According to Barksdale, social media interaction in the classroom has advantages and disadvantages.

“The advantage is getting the class to participate more on something they may already use daily,” Barksdale said. “The disadvantage would probably be [for students] to keep in mind they are letting [their] professor into their personal lives.”

The idea of Twitter in a classroom setting could enhance the educational experience.

The 2012 “Twitteracy: Tweeting as a New Literary Practice” literary review written by Christine Greenhow and Benjamin Gleason of Michigan State University, researches the practice of Twitter in the classroom.

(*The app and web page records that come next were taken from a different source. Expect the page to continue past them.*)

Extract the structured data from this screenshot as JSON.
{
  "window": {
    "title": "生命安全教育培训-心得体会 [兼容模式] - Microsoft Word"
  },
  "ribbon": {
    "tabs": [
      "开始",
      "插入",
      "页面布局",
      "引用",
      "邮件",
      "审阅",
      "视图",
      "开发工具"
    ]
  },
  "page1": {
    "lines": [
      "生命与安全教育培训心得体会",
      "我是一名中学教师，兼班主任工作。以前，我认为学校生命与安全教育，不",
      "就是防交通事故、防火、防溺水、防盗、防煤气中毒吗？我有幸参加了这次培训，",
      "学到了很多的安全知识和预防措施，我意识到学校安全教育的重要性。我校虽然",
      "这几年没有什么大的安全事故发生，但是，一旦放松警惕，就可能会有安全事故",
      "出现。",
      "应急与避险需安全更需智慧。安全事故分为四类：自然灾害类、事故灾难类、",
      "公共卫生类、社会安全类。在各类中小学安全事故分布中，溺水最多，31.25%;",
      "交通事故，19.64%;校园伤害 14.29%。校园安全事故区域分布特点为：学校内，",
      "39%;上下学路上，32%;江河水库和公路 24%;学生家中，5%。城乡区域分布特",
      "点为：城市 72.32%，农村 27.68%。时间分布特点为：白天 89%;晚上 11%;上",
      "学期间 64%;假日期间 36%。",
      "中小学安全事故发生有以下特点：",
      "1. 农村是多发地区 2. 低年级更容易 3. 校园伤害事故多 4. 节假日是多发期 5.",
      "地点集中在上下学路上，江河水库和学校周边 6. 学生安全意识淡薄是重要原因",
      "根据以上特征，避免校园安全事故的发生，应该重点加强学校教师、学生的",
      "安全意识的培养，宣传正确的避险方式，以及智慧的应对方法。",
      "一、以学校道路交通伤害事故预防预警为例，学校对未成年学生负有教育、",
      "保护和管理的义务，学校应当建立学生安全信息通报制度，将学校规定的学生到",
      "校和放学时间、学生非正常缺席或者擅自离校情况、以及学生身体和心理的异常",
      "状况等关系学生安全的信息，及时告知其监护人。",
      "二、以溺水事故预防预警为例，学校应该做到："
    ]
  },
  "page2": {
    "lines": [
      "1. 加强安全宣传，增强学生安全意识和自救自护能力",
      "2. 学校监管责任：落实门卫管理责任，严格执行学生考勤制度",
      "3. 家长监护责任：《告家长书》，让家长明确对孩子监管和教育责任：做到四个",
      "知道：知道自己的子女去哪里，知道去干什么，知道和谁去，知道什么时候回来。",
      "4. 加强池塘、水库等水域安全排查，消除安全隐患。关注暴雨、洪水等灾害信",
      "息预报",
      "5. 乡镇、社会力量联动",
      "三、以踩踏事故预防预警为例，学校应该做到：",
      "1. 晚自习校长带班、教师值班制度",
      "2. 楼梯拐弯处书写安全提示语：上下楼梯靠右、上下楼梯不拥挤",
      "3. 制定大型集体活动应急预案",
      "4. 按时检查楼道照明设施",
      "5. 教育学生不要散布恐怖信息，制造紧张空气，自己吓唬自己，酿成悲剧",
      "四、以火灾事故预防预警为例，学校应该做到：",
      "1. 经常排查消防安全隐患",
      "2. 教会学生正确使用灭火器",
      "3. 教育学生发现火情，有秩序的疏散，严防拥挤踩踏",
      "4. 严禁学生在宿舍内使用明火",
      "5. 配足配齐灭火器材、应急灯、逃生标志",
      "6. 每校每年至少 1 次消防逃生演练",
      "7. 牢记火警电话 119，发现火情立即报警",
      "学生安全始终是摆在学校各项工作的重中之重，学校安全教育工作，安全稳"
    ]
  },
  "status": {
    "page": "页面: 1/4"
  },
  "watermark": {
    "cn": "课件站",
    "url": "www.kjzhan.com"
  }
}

“Twitter has an emerging place in the classroom,” Gleason said. “There are many possible ways that Twitter enhances learning.”

In the literary review, Greenhow and Gleason found that the use of Twitter in a course broadens opportunities for the students’ “development of standard language proficiencies” in numerous ways.

The use of Twitter improves the motivation and engagement of students with course material, grows student-student or student-instructor interactions which create more prospects for feedback and mentoring, and encouragement of self-expression and creativity with the casual writing style used on Twitter.

Greenhow and Gleason researched the properties of mobilization and social protest, real-time social search, conversation and developing or maintaining relationships that can enhance educational learning.

Twitter also has the ability to gather multiple views and perspectives on a single issue, and, in the classroom, Gleason said that is the most important aspect of education today.

Although Twitter incites positive learning skills, Gleason also believes there are still “learning curves” present in social media within the classroom.

“It depends on the context of the class,” Gleason said. “Some students and professors may not be using technology and feel uncomfortable with Twitter. We’re all learners. If we agree to try this out, odds are there it will be a better learning experience.”


Raven Schley co-authored this article.

 Anna Yang | The Signal
Anna Yang | The Signal